4 Consider electing to Council, to complement the skills profile of Council as a whole, two volunteer independent non-Executive Directors from outside our sport with specific skills and experience to help progress BPA’s mission and vision. This will ensure that Council has individuals who are truly independent and focused on what is best for all the membership.
5 Consider electing an Executive Director (the Chief Operating Officer) to Council.
1-4 above had been generally well received by members. 5 above had not found support in the membership consultation process and therefore will not be progressed as part of the planned changes. Council is now formulating special resolutions to put to the membership at the next AGM on the basis of 1-4 above together with transitional arrangements to phase-in the new composition of Council.
A special resolution to vary the BPA's governing instrument, our Articles of Association, was put to the BPA AGM on Saturday 30 January 2016. It carried unanimously. So we are now in a transition phase between the old and new constitution of BPA Council.

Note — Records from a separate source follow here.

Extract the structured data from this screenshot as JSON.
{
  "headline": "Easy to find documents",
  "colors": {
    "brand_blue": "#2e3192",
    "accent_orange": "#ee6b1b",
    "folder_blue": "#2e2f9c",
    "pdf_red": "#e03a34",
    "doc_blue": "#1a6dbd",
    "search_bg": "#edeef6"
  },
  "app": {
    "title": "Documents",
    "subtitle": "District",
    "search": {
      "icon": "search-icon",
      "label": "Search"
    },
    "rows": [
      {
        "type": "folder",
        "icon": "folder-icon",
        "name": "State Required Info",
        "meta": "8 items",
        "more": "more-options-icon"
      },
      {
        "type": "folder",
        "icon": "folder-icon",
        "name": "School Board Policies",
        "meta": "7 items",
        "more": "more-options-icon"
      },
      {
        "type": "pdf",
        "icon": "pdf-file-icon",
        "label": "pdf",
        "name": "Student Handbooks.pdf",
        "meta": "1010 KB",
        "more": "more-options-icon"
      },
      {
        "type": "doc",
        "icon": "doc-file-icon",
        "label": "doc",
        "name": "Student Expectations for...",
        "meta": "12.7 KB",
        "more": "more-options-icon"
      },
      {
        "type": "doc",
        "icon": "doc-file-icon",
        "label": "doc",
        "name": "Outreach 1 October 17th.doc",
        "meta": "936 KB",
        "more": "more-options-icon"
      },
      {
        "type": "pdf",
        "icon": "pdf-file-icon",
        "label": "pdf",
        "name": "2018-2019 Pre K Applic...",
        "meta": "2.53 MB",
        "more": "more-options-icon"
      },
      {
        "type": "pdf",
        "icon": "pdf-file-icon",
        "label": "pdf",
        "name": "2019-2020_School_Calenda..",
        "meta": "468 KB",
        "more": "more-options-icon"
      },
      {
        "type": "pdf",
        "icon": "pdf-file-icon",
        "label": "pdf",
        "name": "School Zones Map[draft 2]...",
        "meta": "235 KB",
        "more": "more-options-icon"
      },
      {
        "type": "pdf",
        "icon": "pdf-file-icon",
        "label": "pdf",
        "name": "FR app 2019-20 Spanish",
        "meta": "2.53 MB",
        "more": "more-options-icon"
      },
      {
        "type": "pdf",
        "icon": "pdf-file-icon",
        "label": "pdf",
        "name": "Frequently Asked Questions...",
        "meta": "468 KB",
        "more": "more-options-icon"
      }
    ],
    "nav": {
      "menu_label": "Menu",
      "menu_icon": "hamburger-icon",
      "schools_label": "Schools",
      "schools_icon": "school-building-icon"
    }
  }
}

See our Articles for more.
"Good governance is about not only looking inwards at our own sport and backwards at custom and practice, but looking outwards at other sports and forwards to an exciting and ever more challenging future." - Martin Soulsby, BPA Chair, BPA Annual Report 2014
Amanda Bennett (Governance Adviser, Sport & Recreation Alliance) presents BPA Chair Martin Soulsby with BPA's sign-up certificate to the Voluntary Code of Good Governance on the day of the BPA AGM, Saturday 24 January 2015
Updated 28 February 2018